In addition to Nyquist, only Kentucky Derby runner-up Exaggerator and ninth-place finisher Lani are making the classic turnaround. Trends or not, it is hard to look past the top two finishers from two weeks ago.
Both Nyquist and Exaggerator have been in good form since arriving in Baltimore. Though Exaggerator is 0-for-4 against the reigning juvenile male champion, trainer and co-owner Keith Desormeaux says the colt’s ability to recover is what could finally be the difference maker this weekend.
“Exaggerator had his energy level back, ate his feed ... and his demeanor and body looked the same 24 hours after the Derby. That is a great ability to recover,” Desormeaux said. “It’s not normal for a horse to recover that quickly, especially off a race where all those 3-year-olds were running. That is where I hang my hopes. Maybe Nyquist took a little longer to recover and he won’t have the energy to run his best, because obviously he has to be at his best to beat Exaggerator.”
With rain in the forecast Saturday, Nyquist and Exaggerator figure to be unfazed. The former won the Grade I Florida Derby over a wet track labeled good, and Exaggerator took the Grade I Santa Anita Derby by 6 1/4 lengths over a sloppy surface.
Of the eight “new shooters,” impressive Keeneland allowance winner Stradivari is the biggest wildcard. The Todd Pletcher-trainee will be making his fourth career start and first try against stakes company after winning his last two outings by a combined 25 3/4 lengths.

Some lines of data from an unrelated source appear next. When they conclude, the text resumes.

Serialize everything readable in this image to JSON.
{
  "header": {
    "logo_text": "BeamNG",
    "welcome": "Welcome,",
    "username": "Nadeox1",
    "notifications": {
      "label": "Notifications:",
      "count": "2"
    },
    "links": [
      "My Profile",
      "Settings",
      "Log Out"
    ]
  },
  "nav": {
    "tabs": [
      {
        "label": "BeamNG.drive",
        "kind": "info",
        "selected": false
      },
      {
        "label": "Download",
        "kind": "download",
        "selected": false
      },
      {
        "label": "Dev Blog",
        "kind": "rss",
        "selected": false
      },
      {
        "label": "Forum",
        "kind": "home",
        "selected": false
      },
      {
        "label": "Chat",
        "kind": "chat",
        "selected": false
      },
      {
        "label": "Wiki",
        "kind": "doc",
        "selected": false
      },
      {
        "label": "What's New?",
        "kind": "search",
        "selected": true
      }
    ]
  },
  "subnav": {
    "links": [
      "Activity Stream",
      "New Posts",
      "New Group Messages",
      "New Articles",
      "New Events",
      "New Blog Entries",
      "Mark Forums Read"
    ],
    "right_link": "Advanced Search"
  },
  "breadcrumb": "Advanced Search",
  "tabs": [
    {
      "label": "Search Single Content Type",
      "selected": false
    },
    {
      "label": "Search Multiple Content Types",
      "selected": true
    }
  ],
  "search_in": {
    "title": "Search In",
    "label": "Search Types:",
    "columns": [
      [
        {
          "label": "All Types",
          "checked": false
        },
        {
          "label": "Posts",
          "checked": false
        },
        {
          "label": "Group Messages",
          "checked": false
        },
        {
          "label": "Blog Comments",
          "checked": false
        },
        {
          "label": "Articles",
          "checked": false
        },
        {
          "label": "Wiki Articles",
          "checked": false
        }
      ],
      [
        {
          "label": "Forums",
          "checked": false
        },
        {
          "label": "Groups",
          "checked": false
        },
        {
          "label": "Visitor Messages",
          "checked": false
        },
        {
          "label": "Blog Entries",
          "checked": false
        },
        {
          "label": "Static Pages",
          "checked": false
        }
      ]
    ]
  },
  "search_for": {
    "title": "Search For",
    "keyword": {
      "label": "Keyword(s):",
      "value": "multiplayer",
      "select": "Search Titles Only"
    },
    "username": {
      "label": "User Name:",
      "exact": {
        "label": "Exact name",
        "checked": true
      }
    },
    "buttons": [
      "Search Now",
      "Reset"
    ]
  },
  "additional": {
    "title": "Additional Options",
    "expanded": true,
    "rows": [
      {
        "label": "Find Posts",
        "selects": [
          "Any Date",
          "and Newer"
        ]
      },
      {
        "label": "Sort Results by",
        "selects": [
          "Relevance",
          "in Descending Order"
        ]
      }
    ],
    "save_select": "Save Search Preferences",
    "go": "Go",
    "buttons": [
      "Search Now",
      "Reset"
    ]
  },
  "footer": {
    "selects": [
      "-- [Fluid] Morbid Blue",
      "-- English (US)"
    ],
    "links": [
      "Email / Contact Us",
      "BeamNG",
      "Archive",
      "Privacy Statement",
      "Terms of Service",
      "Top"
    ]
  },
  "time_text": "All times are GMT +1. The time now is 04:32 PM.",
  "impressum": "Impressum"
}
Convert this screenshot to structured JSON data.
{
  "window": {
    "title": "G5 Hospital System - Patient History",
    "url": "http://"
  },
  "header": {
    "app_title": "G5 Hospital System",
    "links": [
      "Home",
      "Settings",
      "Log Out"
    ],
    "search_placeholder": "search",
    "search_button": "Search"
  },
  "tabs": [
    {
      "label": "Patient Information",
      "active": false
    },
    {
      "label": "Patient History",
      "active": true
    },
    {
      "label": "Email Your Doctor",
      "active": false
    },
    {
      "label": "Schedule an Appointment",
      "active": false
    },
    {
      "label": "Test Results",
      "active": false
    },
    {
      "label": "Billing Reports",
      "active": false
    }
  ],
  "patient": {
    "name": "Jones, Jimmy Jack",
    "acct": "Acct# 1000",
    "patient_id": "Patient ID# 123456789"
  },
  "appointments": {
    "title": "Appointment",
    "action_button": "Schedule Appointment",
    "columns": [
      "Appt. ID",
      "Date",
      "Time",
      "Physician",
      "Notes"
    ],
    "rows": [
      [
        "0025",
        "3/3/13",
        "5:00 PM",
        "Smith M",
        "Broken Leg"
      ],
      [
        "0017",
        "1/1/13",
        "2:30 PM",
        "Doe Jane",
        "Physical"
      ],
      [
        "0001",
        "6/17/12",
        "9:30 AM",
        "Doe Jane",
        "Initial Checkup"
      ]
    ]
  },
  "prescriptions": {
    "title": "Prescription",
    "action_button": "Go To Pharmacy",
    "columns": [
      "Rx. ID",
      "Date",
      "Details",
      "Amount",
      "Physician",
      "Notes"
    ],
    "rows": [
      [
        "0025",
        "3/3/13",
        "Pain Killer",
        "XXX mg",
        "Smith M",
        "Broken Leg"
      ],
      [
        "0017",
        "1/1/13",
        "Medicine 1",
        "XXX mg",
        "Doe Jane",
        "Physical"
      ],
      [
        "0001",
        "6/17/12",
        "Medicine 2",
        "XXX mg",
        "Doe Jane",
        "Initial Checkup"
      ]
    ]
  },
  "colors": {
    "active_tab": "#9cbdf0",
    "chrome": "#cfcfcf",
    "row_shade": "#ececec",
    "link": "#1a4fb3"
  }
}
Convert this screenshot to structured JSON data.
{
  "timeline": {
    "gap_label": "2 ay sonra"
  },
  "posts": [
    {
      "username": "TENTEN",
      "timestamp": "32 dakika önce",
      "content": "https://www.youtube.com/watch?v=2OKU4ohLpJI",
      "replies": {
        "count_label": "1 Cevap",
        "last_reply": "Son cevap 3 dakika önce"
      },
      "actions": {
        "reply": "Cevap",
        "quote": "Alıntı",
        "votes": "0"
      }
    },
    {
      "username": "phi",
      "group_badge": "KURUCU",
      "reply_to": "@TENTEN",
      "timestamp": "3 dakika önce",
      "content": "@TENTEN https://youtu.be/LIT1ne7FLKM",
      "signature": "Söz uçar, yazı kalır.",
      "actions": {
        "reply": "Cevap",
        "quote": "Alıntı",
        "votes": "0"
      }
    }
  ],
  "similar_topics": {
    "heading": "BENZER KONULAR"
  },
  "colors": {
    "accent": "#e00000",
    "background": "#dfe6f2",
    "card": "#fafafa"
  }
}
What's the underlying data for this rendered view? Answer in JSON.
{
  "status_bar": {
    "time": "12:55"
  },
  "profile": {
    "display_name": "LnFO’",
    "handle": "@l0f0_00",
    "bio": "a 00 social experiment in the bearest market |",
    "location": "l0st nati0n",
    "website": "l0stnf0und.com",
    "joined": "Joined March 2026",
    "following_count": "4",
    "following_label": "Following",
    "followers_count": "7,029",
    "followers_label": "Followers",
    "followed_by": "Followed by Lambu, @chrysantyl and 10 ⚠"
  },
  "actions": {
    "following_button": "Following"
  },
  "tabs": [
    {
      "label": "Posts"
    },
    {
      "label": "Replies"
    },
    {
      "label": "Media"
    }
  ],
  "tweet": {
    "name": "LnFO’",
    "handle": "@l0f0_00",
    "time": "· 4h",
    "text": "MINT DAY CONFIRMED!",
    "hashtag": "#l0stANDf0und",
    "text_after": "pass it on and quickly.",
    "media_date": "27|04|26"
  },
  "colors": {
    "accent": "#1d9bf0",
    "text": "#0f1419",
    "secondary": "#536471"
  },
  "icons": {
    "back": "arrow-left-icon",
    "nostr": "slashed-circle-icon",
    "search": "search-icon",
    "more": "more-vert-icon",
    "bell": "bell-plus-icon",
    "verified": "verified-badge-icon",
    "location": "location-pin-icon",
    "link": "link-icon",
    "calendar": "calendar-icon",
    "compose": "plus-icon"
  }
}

“Someone said something about picking this as a good spot,” Pletcher said. “I said, ‘This isn’t a good spot.’ It’s not like I found this little, cozy allowance race. It’s a classic race, running against an undefeated 2-year-old champion. It’s ambitious, but we think he deserves a chance. It might be that with only three lifetime starts he’s not quite ready for this big a jump, but we think it’s worth a try, as long as he shows up and runs well, comes out of it well and continues to move forward.”
Stradivari — along with Nyquist, Uncle Lino, Abiding Star and Collected — could dictate the early pace. If a tussle develops up front, Dale Romans-trainee Cherry Wine — who broke his maiden by 9 1/4 lengths over a sloppy Churchill Downs track last November — could come flying late to disrupt the established form.
Having won his eight career starts in pretty much every fashion that could be asked of him, Nyquist has given his connections the luxury of being worried about their horse, and little else.
“With a horse like Nyquist, I’m not overly concerned about the weather,” O’Neill said. “I would love to see it be nice just to have a lot of people out and for the track. But as far as rain or shine, we’re not going to change anything. We’ll pull his feed tub about eight hours before the race and ... once we pull the feed tub he knows and the game face begins. It’s real exciting to watch that all unfold.”
What: Second leg of horse racing’s Triple Crown
When: 6:45 p.m.
Where: Pimlico Race Course in Baltimore, Md.
Purse: $1.5 million (Grade I)
Distance: 1 3/16 miles
Favorite: Nyquist (3-5)